Half of us are consumed by our careers, making money, gaining status, or any other vain metric that tends to leave you feeling lonely in your success. The other half is so busy with family, life's obligations, and "just getting by" that we don't leave much time for ourselves. We put your dreams on hold and before we know it, we've never actually chased what we wanted all along.
I've been on both sides. Hyper-selfish, and hyper-selfless. On their own, neither one brought me joy. Why couldn't I find fulfillment? What was I doing wrong?
Like most things in life, neither direction is all good or all bad. I found that we can only find joy by balancing two distinct aspects of the human experience.
Finding joy is the balance of individual fulfillment and deep commitments to a community larger than yourself.
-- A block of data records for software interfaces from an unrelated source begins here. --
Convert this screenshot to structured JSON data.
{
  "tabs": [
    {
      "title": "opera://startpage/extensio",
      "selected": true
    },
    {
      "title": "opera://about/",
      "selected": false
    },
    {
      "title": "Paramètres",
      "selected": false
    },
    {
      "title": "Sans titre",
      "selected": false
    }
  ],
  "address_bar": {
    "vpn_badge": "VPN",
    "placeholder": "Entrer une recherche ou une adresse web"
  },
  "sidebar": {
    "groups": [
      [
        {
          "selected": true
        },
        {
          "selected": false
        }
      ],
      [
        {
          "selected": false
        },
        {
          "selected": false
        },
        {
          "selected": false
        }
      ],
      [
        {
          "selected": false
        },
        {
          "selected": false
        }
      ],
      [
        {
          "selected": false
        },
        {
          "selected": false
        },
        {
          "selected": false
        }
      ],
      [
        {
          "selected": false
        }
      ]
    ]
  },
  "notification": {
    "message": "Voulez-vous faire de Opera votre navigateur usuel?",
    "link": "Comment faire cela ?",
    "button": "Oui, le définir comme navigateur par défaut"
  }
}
Here's how I want to approach these two forces.
Individual fulfillment means actualizing your fullest potential as a single person on this planet. The word 'potential' is not to be confused with 'desires'. In fact, most of the time, our potential is at odds with our desires.
I desire to sit at home and eat donuts. But I have the potential to eat healthy and lift weights.
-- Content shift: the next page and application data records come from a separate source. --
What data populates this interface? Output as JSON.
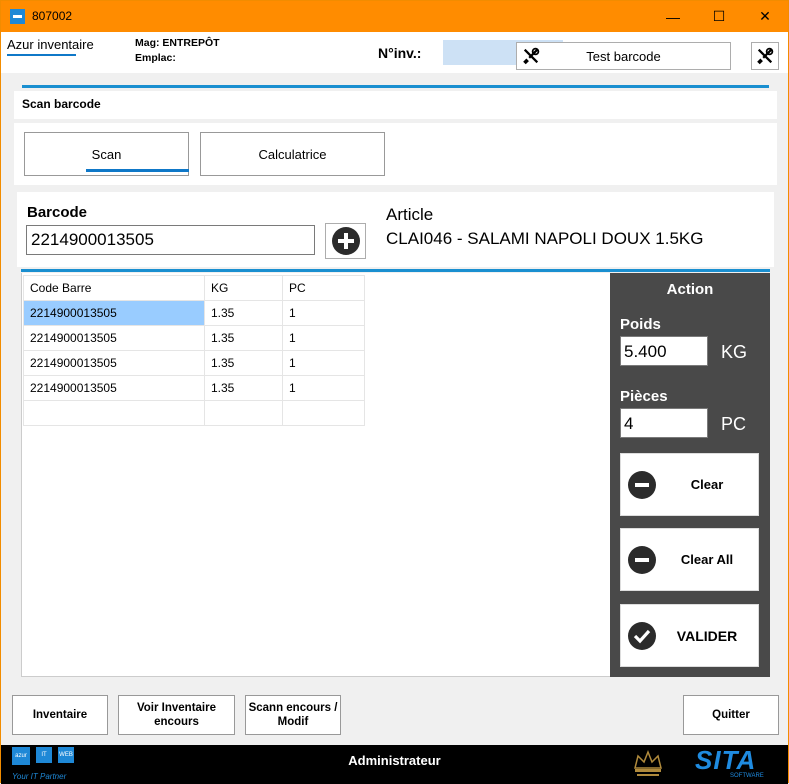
{
  "window": {
    "title": "807002",
    "minimize_symbol": "—",
    "maximize_symbol": "☐",
    "close_symbol": "✕"
  },
  "header": {
    "app_name": "Azur inventaire",
    "mag": "Mag: ENTREPÔT",
    "emplac": "Emplac:",
    "ninv_label": "N°inv.:",
    "ninv_value": "",
    "test_barcode_label": "Test barcode",
    "tools_icon": "tools-icon"
  },
  "section": {
    "title": "Scan barcode"
  },
  "tabs": [
    {
      "label": "Scan",
      "active": true
    },
    {
      "label": "Calculatrice",
      "active": false
    }
  ],
  "scan": {
    "barcode_label": "Barcode",
    "barcode_value": "2214900013505",
    "add_icon": "plus-circle-icon",
    "article_label": "Article",
    "article_value": "CLAI046 - SALAMI NAPOLI DOUX 1.5KG"
  },
  "grid": {
    "columns": [
      "Code Barre",
      "KG",
      "PC"
    ],
    "rows": [
      [
        "2214900013505",
        "1.35",
        "1"
      ],
      [
        "2214900013505",
        "1.35",
        "1"
      ],
      [
        "2214900013505",
        "1.35",
        "1"
      ],
      [
        "2214900013505",
        "1.35",
        "1"
      ],
      [
        "",
        "",
        ""
      ]
    ]
  },
  "action": {
    "title": "Action",
    "poids_label": "Poids",
    "poids_value": "5.400",
    "poids_unit": "KG",
    "pieces_label": "Pièces",
    "pieces_value": "4",
    "pieces_unit": "PC",
    "clear_label": "Clear",
    "clear_all_label": "Clear All",
    "valider_label": "VALIDER"
  },
  "bottom": {
    "inventaire": "Inventaire",
    "voir_line1": "Voir Inventaire",
    "voir_line2": "encours",
    "scann_line1": "Scann encours /",
    "scann_line2": "Modif",
    "quitter": "Quitter"
  },
  "footer": {
    "user": "Administrateur",
    "logo_blocks": [
      "azur",
      "IT",
      "WEB"
    ],
    "tagline": "Your IT Partner",
    "brand": "SITA",
    "brand_sub": "SOFTWARE"
  },
  "colors": {
    "titlebar": "#ff8c00",
    "accent": "#1a8fd0",
    "action_panel": "#494949",
    "selection": "#99ccff"
  }
}
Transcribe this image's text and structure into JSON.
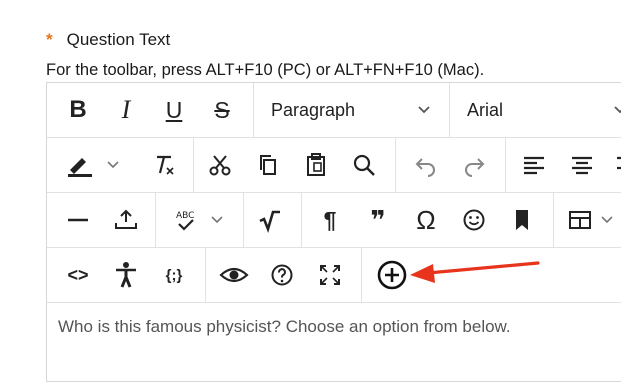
{
  "field": {
    "required_mark": "*",
    "label": "Question Text",
    "hint": "For the toolbar, press ALT+F10 (PC) or ALT+FN+F10 (Mac)."
  },
  "toolbar": {
    "format_block": "Paragraph",
    "font_family": "Arial"
  },
  "editor": {
    "content": "Who is this famous physicist? Choose an option from below."
  },
  "icons": {
    "bold": "B",
    "italic": "I",
    "underline": "U",
    "strikethrough": "S",
    "pilcrow": "¶",
    "blockquote": "❞",
    "omega": "Ω",
    "code": "<>",
    "json": "{;}"
  },
  "colors": {
    "required": "#e8731a",
    "annotation_arrow": "#e8341c",
    "border": "#d6d6d6"
  }
}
I desire to be famous. But I have the potential to live free of concern with how the world sees me.
I desire to zone out and look at my phone. But I have the potential to call a friend and see how they're doing.
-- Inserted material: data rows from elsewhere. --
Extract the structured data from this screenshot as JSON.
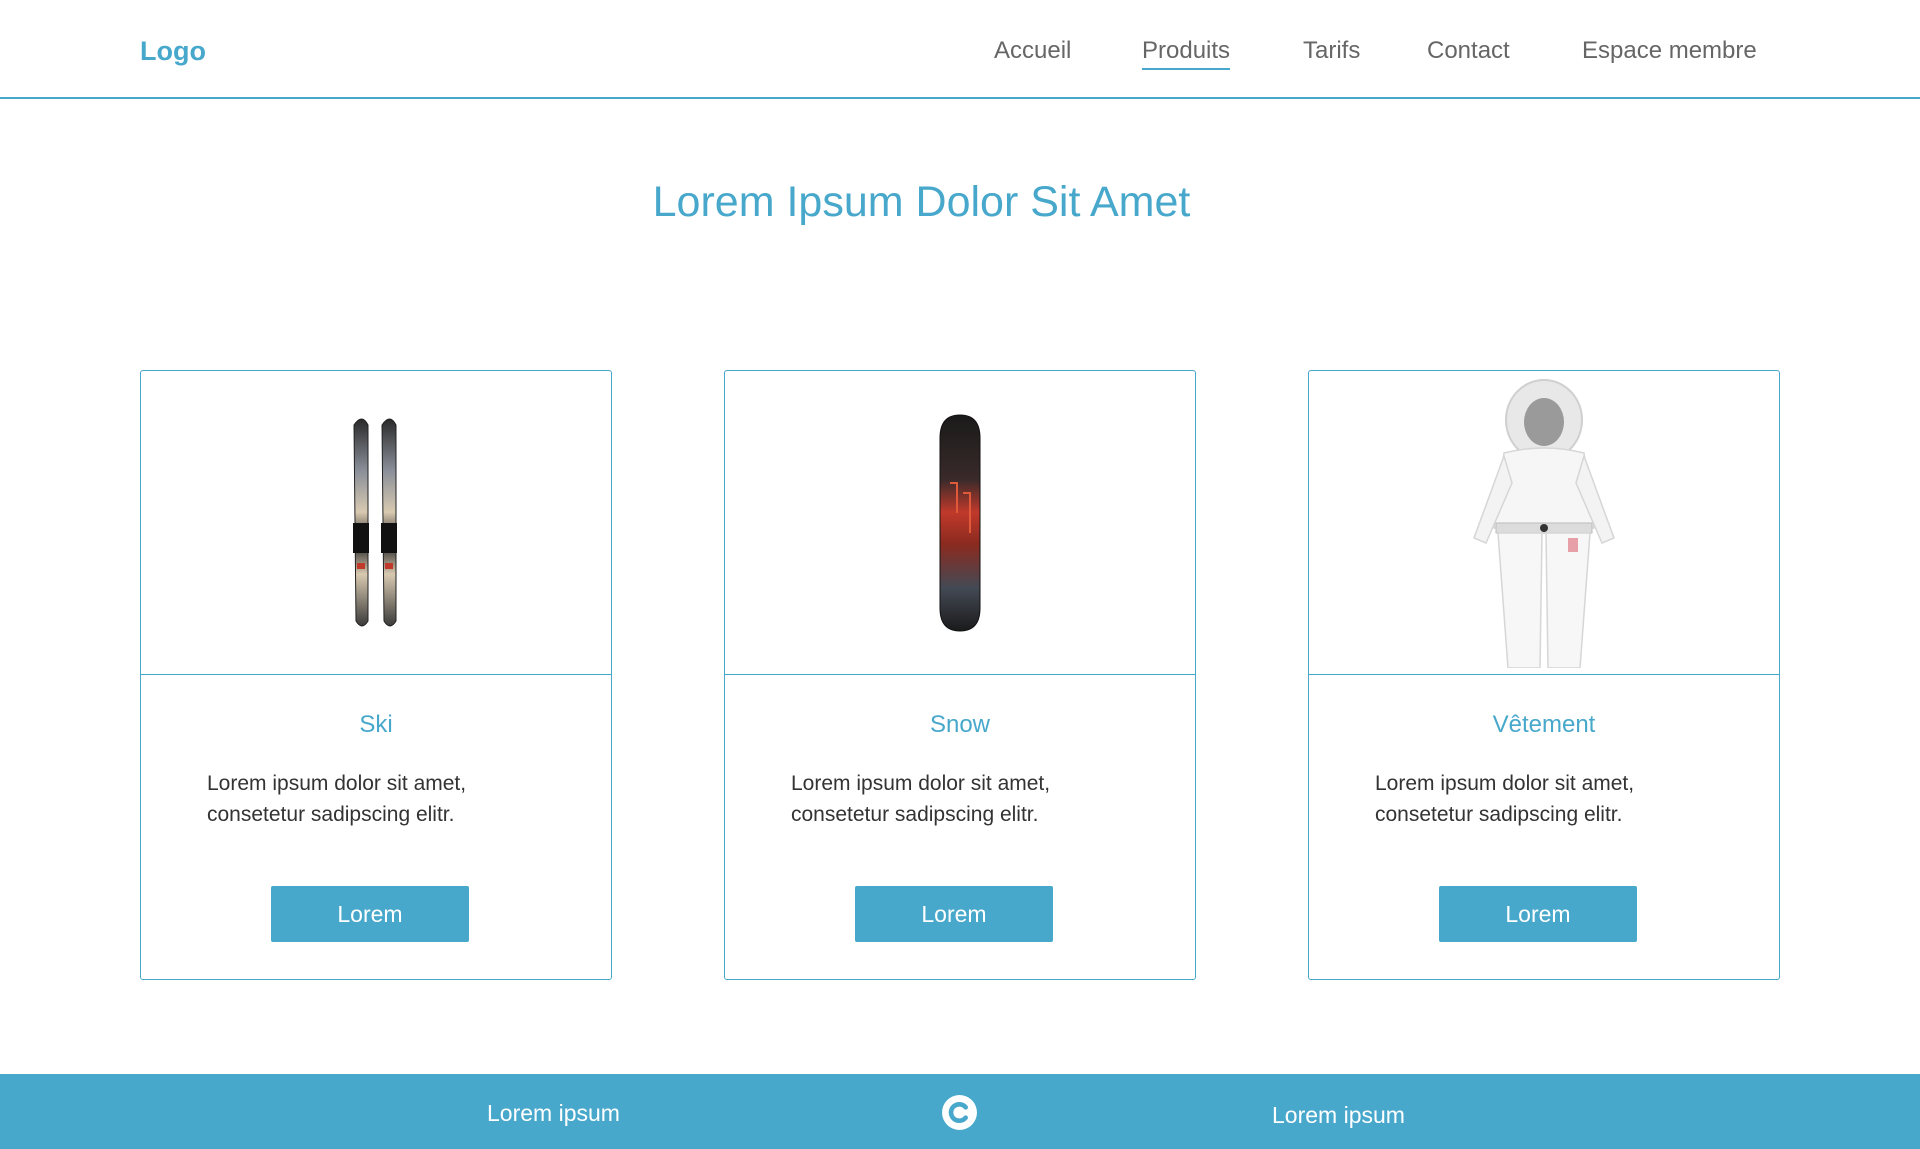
{
  "header": {
    "logo": "Logo",
    "nav": [
      {
        "label": "Accueil",
        "active": false
      },
      {
        "label": "Produits",
        "active": true
      },
      {
        "label": "Tarifs",
        "active": false
      },
      {
        "label": "Contact",
        "active": false
      },
      {
        "label": "Espace membre",
        "active": false
      }
    ]
  },
  "main": {
    "title": "Lorem Ipsum Dolor Sit Amet",
    "cards": [
      {
        "image_icon": "skis-icon",
        "title": "Ski",
        "text": "Lorem ipsum dolor sit amet, consetetur sadipscing elitr.",
        "button": "Lorem"
      },
      {
        "image_icon": "snowboard-icon",
        "title": "Snow",
        "text": "Lorem ipsum dolor sit amet, consetetur sadipscing elitr.",
        "button": "Lorem"
      },
      {
        "image_icon": "ski-suit-icon",
        "title": "Vêtement",
        "text": "Lorem ipsum dolor sit amet, consetetur sadipscing elitr.",
        "button": "Lorem"
      }
    ]
  },
  "footer": {
    "left_link": "Lorem ipsum",
    "center_icon": "copyright-icon",
    "right_link": "Lorem ipsum"
  },
  "colors": {
    "accent": "#47a8cc",
    "text": "#333333",
    "nav_text": "#666666",
    "background": "#ffffff"
  }
}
This distinction is vital for us to recognize.
Now that we have, here's why chasing your potential is important.
If you're on an airplane that is about to crash, the rule is that you have to put the oxygen mask on first in order to help those around you. The same goes for chasing your potential. If you don't take ownership of your life and the possibilities of what it could be, then you won’t be the best version of yourself for others.
Your potential is like your oxygen. You have to take care of yourself before you can take care of anyone else.
So what do you do once you’ve gotten your oxygen? You share.
This has been a hard lesson for me to learn. I tend to be a lone wolf. It's easier for me to just focus on my work and lean into my individual fulfillment with all of my time. But the older I get, the more I realize I could never reach my fullest potential on my own. I could never find joy without sharing it with those that I love.
Communal investment is about sharing your life with other people. It's not always shiny or easy…and it’s certainly not efficient. If you're used to seeing returns on your time, this process can be incredibly challenging to trust because you won't see the gains until it saves your life.
There is no substitute for what your relationships provide. In his book The Second Mountain, David Brooks says, "People tend to want to live up to their friends' high regard." I think that is true. Deep friendships bring out the best in all of us. Deep friendships help us reach our potential.
Being committed to a community means pushing your friends and family in the direction they want to go. It means being there in the highs and lows and sticking around when it gets hard. It means offering and receiving forgiveness, grace, and love. Communal investment brings us closer to joy.
The balance of both communal investment and individual fulfillment will never be easy. It will take time, patience, and discipline.
But these two forces are cyclical. They feed each other. Your individual fulfillment leads to greater relationships. Greater relationships lead to individual fulfillment. When they work together, we find joy.